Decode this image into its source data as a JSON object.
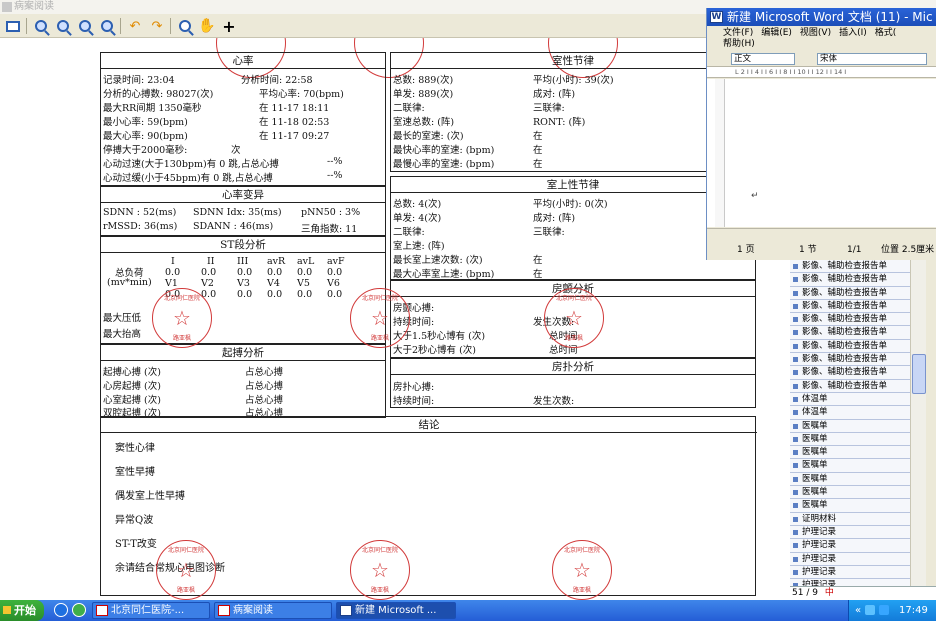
{
  "app": {
    "title": "病案阅读"
  },
  "toolbar": {
    "add_label": "+"
  },
  "report": {
    "hr": {
      "title": "心率",
      "lines": [
        "记录时间: 23:04",
        "分析时间: 22:58",
        "分析的心搏数: 98027(次)",
        "平均心率: 70(bpm)",
        "最大RR间期 1350毫秒",
        "在 11-17 18:11",
        "最小心率:  59(bpm)",
        "在 11-18 02:53",
        "最大心率:  90(bpm)",
        "在 11-17 09:27",
        "停搏大于2000毫秒:",
        "次",
        "心动过速(大于130bpm)有  0 跳,占总心搏",
        "--%",
        "心动过缓(小于45bpm)有  0 跳,占总心搏",
        "--%"
      ]
    },
    "hrv": {
      "title": "心率变异",
      "lines": [
        "SDNN : 52(ms)",
        "SDNN Idx: 35(ms)",
        "pNN50  : 3%",
        "rMSSD: 36(ms)",
        "SDANN : 46(ms)",
        "三角指数: 11"
      ]
    },
    "st": {
      "title": "ST段分析",
      "label1": "总负荷",
      "label2": "(mv*min)",
      "headers1": [
        "I",
        "II",
        "III",
        "avR",
        "avL",
        "avF"
      ],
      "row1": [
        "0.0",
        "0.0",
        "0.0",
        "0.0",
        "0.0",
        "0.0"
      ],
      "headers2": [
        "V1",
        "V2",
        "V3",
        "V4",
        "V5",
        "V6"
      ],
      "row2": [
        "0.0",
        "0.0",
        "0.0",
        "0.0",
        "0.0",
        "0.0"
      ]
    },
    "bp": {
      "lines": [
        "最大压低",
        "最大抬高"
      ]
    },
    "pacing": {
      "title": "起搏分析",
      "lines": [
        "起搏心搏  (次)",
        "占总心搏",
        "心房起搏  (次)",
        "占总心搏",
        "心室起搏  (次)",
        "占总心搏",
        "双腔起搏  (次)",
        "占总心搏"
      ]
    },
    "ventricular": {
      "title": "室性节律",
      "lines": [
        "总数:  889(次)",
        "平均(小时): 39(次)",
        "单发:  889(次)",
        "成对:   (阵)",
        "二联律:",
        "三联律:",
        "室速总数:  (阵)",
        "RONT:      (阵)",
        "最长的室速:  (次)",
        "在",
        "最快心率的室速:  (bpm)",
        "在",
        "最慢心率的室速:  (bpm)",
        "在"
      ]
    },
    "supraventricular": {
      "title": "室上性节律",
      "lines": [
        "总数:   4(次)",
        "平均(小时): 0(次)",
        "单发:   4(次)",
        "成对:   (阵)",
        "二联律:",
        "三联律:",
        "室上速:   (阵)",
        "",
        "最长室上速次数:  (次)",
        "在",
        "最大心率室上速:  (bpm)",
        "在"
      ]
    },
    "af": {
      "title": "房颤分析",
      "lines": [
        "房颤心搏:",
        "持续时间:",
        "发生次数:",
        "大于1.5秒心博有  (次)",
        "总时间",
        "大于2秒心博有  (次)",
        "总时间"
      ]
    },
    "aflutter": {
      "title": "房扑分析",
      "lines": [
        "房扑心搏:",
        "持续时间:",
        "发生次数:"
      ]
    },
    "conclusion": {
      "title": "结论",
      "items": [
        "窦性心律",
        "室性早搏",
        "偶发室上性早搏",
        "异常Q波",
        "ST-T改变",
        "余请结合常规心电图诊断"
      ]
    },
    "stamp_text": "北京同仁医院",
    "stamp_sub": "路亚枫"
  },
  "word": {
    "title": "新建 Microsoft Word 文档 (11) - Mic",
    "icon_letter": "W",
    "menu": [
      "文件(F)",
      "编辑(E)",
      "视图(V)",
      "插入(I)",
      "格式(",
      "帮助(H)"
    ],
    "style_combo": "正文",
    "font_combo": "宋体",
    "ruler": "L    2 I  I 4 I  I 6 I  I 8 I  I 10 I  I 12 I  I 14 I",
    "cursor_mark": "↵",
    "status": {
      "page": "1 页",
      "section": "1 节",
      "pages": "1/1",
      "position": "位置 2.5厘米"
    }
  },
  "list_panel": {
    "items": [
      "影像、辅助检查报告单",
      "影像、辅助检查报告单",
      "影像、辅助检查报告单",
      "影像、辅助检查报告单",
      "影像、辅助检查报告单",
      "影像、辅助检查报告单",
      "影像、辅助检查报告单",
      "影像、辅助检查报告单",
      "影像、辅助检查报告单",
      "影像、辅助检查报告单",
      "体温单",
      "体温单",
      "医嘱单",
      "医嘱单",
      "医嘱单",
      "医嘱单",
      "医嘱单",
      "医嘱单",
      "医嘱单",
      "证明材料",
      "护理记录",
      "护理记录",
      "护理记录",
      "护理记录",
      "护理记录"
    ],
    "ime_text": "51 / 9",
    "ime_mode": "中"
  },
  "taskbar": {
    "start": "开始",
    "buttons": [
      "北京同仁医院-...",
      "病案阅读",
      "新建 Microsoft ..."
    ],
    "time": "17:49"
  }
}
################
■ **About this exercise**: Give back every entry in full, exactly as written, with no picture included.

■ **Task answer**:
Decode this image into its source data as a JSON object.
{
  "app": {
    "title": "病案阅读"
  },
  "toolbar": {
    "add_label": "+"
  },
  "report": {
    "hr": {
      "title": "心率",
      "lines": [
        "记录时间: 23:04",
        "分析时间: 22:58",
        "分析的心搏数: 98027(次)",
        "平均心率: 70(bpm)",
        "最大RR间期 1350毫秒",
        "在 11-17 18:11",
        "最小心率:  59(bpm)",
        "在 11-18 02:53",
        "最大心率:  90(bpm)",
        "在 11-17 09:27",
        "停搏大于2000毫秒:",
        "次",
        "心动过速(大于130bpm)有  0 跳,占总心搏",
        "--%",
        "心动过缓(小于45bpm)有  0 跳,占总心搏",
        "--%"
      ]
    },
    "hrv": {
      "title": "心率变异",
      "lines": [
        "SDNN : 52(ms)",
        "SDNN Idx: 35(ms)",
        "pNN50  : 3%",
        "rMSSD: 36(ms)",
        "SDANN : 46(ms)",
        "三角指数: 11"
      ]
    },
    "st": {
      "title": "ST段分析",
      "label1": "总负荷",
      "label2": "(mv*min)",
      "headers1": [
        "I",
        "II",
        "III",
        "avR",
        "avL",
        "avF"
      ],
      "row1": [
        "0.0",
        "0.0",
        "0.0",
        "0.0",
        "0.0",
        "0.0"
      ],
      "headers2": [
        "V1",
        "V2",
        "V3",
        "V4",
        "V5",
        "V6"
      ],
      "row2": [
        "0.0",
        "0.0",
        "0.0",
        "0.0",
        "0.0",
        "0.0"
      ]
    },
    "bp": {
      "lines": [
        "最大压低",
        "最大抬高"
      ]
    },
    "pacing": {
      "title": "起搏分析",
      "lines": [
        "起搏心搏  (次)",
        "占总心搏",
        "心房起搏  (次)",
        "占总心搏",
        "心室起搏  (次)",
        "占总心搏",
        "双腔起搏  (次)",
        "占总心搏"
      ]
    },
    "ventricular": {
      "title": "室性节律",
      "lines": [
        "总数:  889(次)",
        "平均(小时): 39(次)",
        "单发:  889(次)",
        "成对:   (阵)",
        "二联律:",
        "三联律:",
        "室速总数:  (阵)",
        "RONT:      (阵)",
        "最长的室速:  (次)",
        "在",
        "最快心率的室速:  (bpm)",
        "在",
        "最慢心率的室速:  (bpm)",
        "在"
      ]
    },
    "supraventricular": {
      "title": "室上性节律",
      "lines": [
        "总数:   4(次)",
        "平均(小时): 0(次)",
        "单发:   4(次)",
        "成对:   (阵)",
        "二联律:",
        "三联律:",
        "室上速:   (阵)",
        "",
        "最长室上速次数:  (次)",
        "在",
        "最大心率室上速:  (bpm)",
        "在"
      ]
    },
    "af": {
      "title": "房颤分析",
      "lines": [
        "房颤心搏:",
        "持续时间:",
        "发生次数:",
        "大于1.5秒心博有  (次)",
        "总时间",
        "大于2秒心博有  (次)",
        "总时间"
      ]
    },
    "aflutter": {
      "title": "房扑分析",
      "lines": [
        "房扑心搏:",
        "持续时间:",
        "发生次数:"
      ]
    },
    "conclusion": {
      "title": "结论",
      "items": [
        "窦性心律",
        "室性早搏",
        "偶发室上性早搏",
        "异常Q波",
        "ST-T改变",
        "余请结合常规心电图诊断"
      ]
    },
    "stamp_text": "北京同仁医院",
    "stamp_sub": "路亚枫"
  },
  "word": {
    "title": "新建 Microsoft Word 文档 (11) - Mic",
    "icon_letter": "W",
    "menu": [
      "文件(F)",
      "编辑(E)",
      "视图(V)",
      "插入(I)",
      "格式(",
      "帮助(H)"
    ],
    "style_combo": "正文",
    "font_combo": "宋体",
    "ruler": "L    2 I  I 4 I  I 6 I  I 8 I  I 10 I  I 12 I  I 14 I",
    "cursor_mark": "↵",
    "status": {
      "page": "1 页",
      "section": "1 节",
      "pages": "1/1",
      "position": "位置 2.5厘米"
    }
  },
  "list_panel": {
    "items": [
      "影像、辅助检查报告单",
      "影像、辅助检查报告单",
      "影像、辅助检查报告单",
      "影像、辅助检查报告单",
      "影像、辅助检查报告单",
      "影像、辅助检查报告单",
      "影像、辅助检查报告单",
      "影像、辅助检查报告单",
      "影像、辅助检查报告单",
      "影像、辅助检查报告单",
      "体温单",
      "体温单",
      "医嘱单",
      "医嘱单",
      "医嘱单",
      "医嘱单",
      "医嘱单",
      "医嘱单",
      "医嘱单",
      "证明材料",
      "护理记录",
      "护理记录",
      "护理记录",
      "护理记录",
      "护理记录"
    ],
    "ime_text": "51 / 9",
    "ime_mode": "中"
  },
  "taskbar": {
    "start": "开始",
    "buttons": [
      "北京同仁医院-...",
      "病案阅读",
      "新建 Microsoft ..."
    ],
    "time": "17:49"
  }
}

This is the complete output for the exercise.